But there’s no doubting the effectiveness of this budgeting style.

If you’re new to budgeting, a good beginner system may be the 50/30/20 budget. It gives rough guidelines for spending and saving money. You can use this philosophy to then transition to a zero-based system later on.

The Pros and Cons of Going to Zero

PROS

CONS

More Awareness of Your Budget

More Awareness of Your Budget

You see every dollar get assigned to a budget category. This means fewer moments like, “Whoa, I didn’t realize I spent $50 on Chipotle this month!”

Time Management

Time Management

It can take a lot of time to manage your budget if you’re new. Tracking every expense and moving money around between categories can be tricky.

No More Extra Money

No More Extra Money

There’s never extra money and that’s a good thing! Because every dollar you earn is allocated, you won’t have money just sitting around. Money in your checking account can burn a hole in your pocket.

Patience Required

Patience Required

The first few months of budgeting with this method are the hardest. It’s common to overspend in certain categories or feel frustrated that your budget doesn’t zero-out perfectly.

Highly Customizable

Highly Customizable

Zero-based budgets are highly customizable. You decide on which categories are important to you and where you want to spend more or less. Saving for a vacation? Put it on there!

No Surprises

No Surprises

The hardest part about spending your money in advance is that surprises can send you overboard. Surprise expenses or emergencies could throw off your perfect budget in no time.

Popular Zero-Based Budgeting Apps

Zero-based budgets are great because they can be done with a spreadsheet, pen and paper, or an app.

Below are the most popular budgeting apps for the zero-based budgeting style.

EveryDollar

EveryDollar is a budgeting app created by Dave Ramsey. It makes you create your budgets from scratch at the start of every month. Sure, some things will be the same. But the app makes you take a look at your expenses and income to see what’s changed.

Many followers of Dave Ramsey use his zero-based budgeting app to become debt free and achieve their financial goals.

Every Dollar available for iOS and Android and is one of the most popular zero-based budgeting apps.

Tiller

If an app isn’t your style, Tiller offers zero-based budgeting spreadsheets. They’re customizable to your needs and financial goals.

Tiller isn’t like a traditional spreadsheet though. They connect to your bank account. It automatically imports transactions and financial data to your spreadsheet.

You Need a Budget (YNAB)

Another behemoth in the budgeting space is You Need a Budget. The biggest difference in their budgeting style is that you can only allocate income you already have.

That means that your next paycheck won’t make it into your budget until it’s in your checking account.

They’ve been around for years and have a wealth of tutorials and classes to help you get started.

You Need a Budget screenshot of homepage signup.

Mvelopes

Finally, Mvelopes is a zero-based budgeting system that gives every dollar a purpose.
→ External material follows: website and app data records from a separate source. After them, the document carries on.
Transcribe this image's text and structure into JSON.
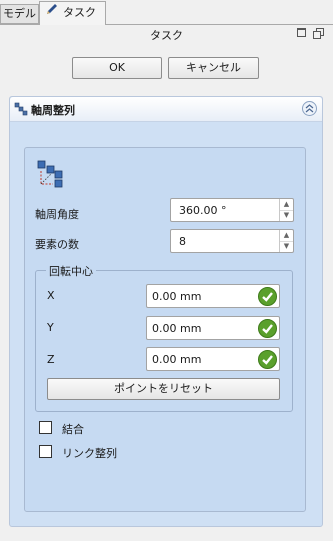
{
  "tabs": [
    {
      "label": "モデル",
      "icon": "none"
    },
    {
      "label": "タスク",
      "icon": "pencil-icon"
    }
  ],
  "panel": {
    "title": "タスク"
  },
  "buttons": {
    "ok": "OK",
    "cancel": "キャンセル"
  },
  "section": {
    "title": "軸周整列",
    "fields": {
      "angle_label": "軸周角度",
      "angle_value": "360.00 °",
      "count_label": "要素の数",
      "count_value": "8"
    },
    "center": {
      "title": "回転中心",
      "x_label": "X",
      "x_value": "0.00 mm",
      "y_label": "Y",
      "y_value": "0.00 mm",
      "z_label": "Z",
      "z_value": "0.00 mm",
      "reset_label": "ポイントをリセット"
    },
    "options": {
      "combine_label": "結合",
      "combine_checked": false,
      "link_label": "リンク整列",
      "link_checked": false
    }
  },
  "colors": {
    "valid": "#5aa02c",
    "section_bg": "#cfe0f4"
  }
}
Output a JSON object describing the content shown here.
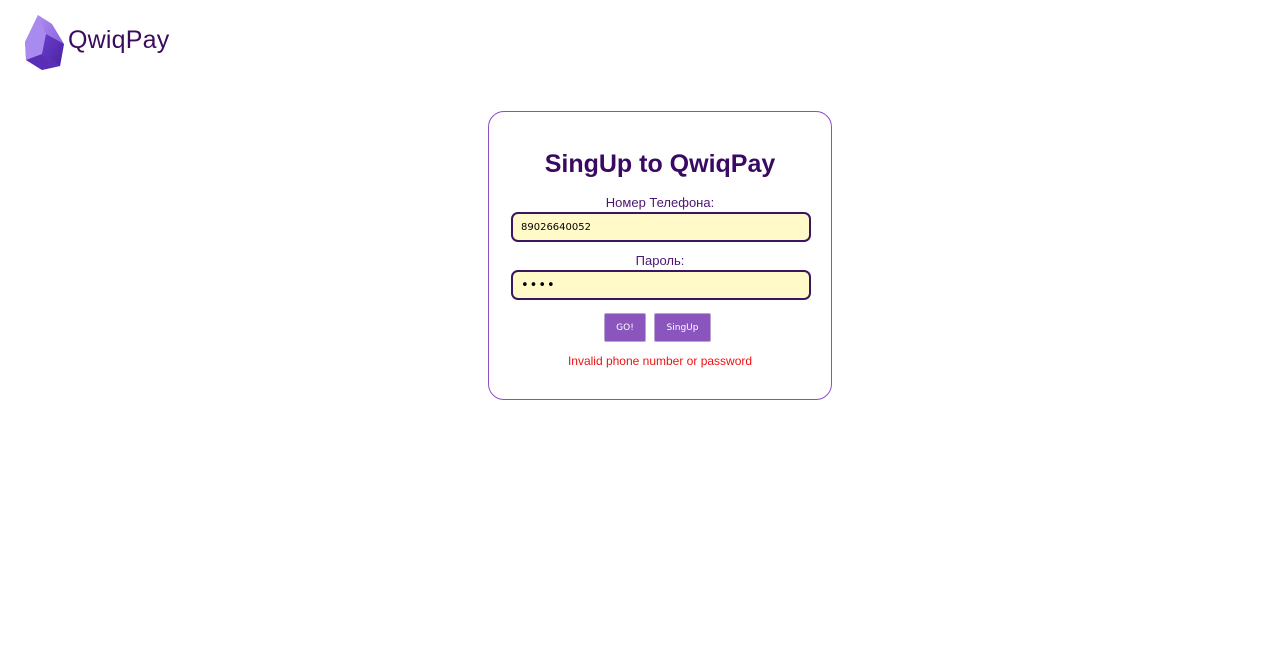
{
  "brand": {
    "name": "QwiqPay",
    "logo_icon": "crystal-logo",
    "color": "#3b0b5e"
  },
  "form": {
    "title": "SingUp to QwiqPay",
    "phone_label": "Номер Телефона:",
    "phone_value": "89026640052",
    "password_label": "Пароль:",
    "password_value": "••••",
    "go_button_label": "GO!",
    "signup_button_label": "SingUp",
    "error_message": "Invalid phone number or password"
  },
  "colors": {
    "accent": "#8a55bd",
    "input_background": "#fffac8",
    "error": "#ee1111",
    "title": "#3a0a63"
  }
}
Focus on paying down debt, saving money, or achieving other financial goals.

Like others, it connects to your bank account and imports transactions automatically.

Mvelopes is a paid appplication. But it includes features like educational courses and one-on-one help with financial advisors.

Diving In to Zero-Based Budgets

Zero-based budgeting may be a modification of a very old cash and envelope strategy. But its popularity remains high because it works!

Your income minus your expenses should equal zero at the end of the month. It’s a simple and robust method of budgeting that can not only pay your bills but help you save for the future.

Moving money around between categories may feel unnatural at first. But after a few months of practice, you too will likely be a budgeting master.